## RECORDS SUPPLIED
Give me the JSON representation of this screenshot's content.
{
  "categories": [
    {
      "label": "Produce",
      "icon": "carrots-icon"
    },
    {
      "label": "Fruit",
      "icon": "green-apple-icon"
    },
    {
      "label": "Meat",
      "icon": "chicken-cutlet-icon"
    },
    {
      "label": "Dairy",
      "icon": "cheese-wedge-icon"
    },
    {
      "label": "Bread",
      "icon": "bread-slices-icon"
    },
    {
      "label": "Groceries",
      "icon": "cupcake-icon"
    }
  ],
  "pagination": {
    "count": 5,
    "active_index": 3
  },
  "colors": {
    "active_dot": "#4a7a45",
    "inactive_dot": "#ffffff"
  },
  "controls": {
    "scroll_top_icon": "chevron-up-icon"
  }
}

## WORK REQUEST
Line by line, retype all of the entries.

## PROBLEM SOLUTION
Give me the JSON representation of this screenshot's content.
{
  "categories": [
    {
      "label": "Produce",
      "icon": "carrots-icon"
    },
    {
      "label": "Fruit",
      "icon": "green-apple-icon"
    },
    {
      "label": "Meat",
      "icon": "chicken-cutlet-icon"
    },
    {
      "label": "Dairy",
      "icon": "cheese-wedge-icon"
    },
    {
      "label": "Bread",
      "icon": "bread-slices-icon"
    },
    {
      "label": "Groceries",
      "icon": "cupcake-icon"
    }
  ],
  "pagination": {
    "count": 5,
    "active_index": 3
  },
  "colors": {
    "active_dot": "#4a7a45",
    "inactive_dot": "#ffffff"
  },
  "controls": {
    "scroll_top_icon": "chevron-up-icon"
  }
}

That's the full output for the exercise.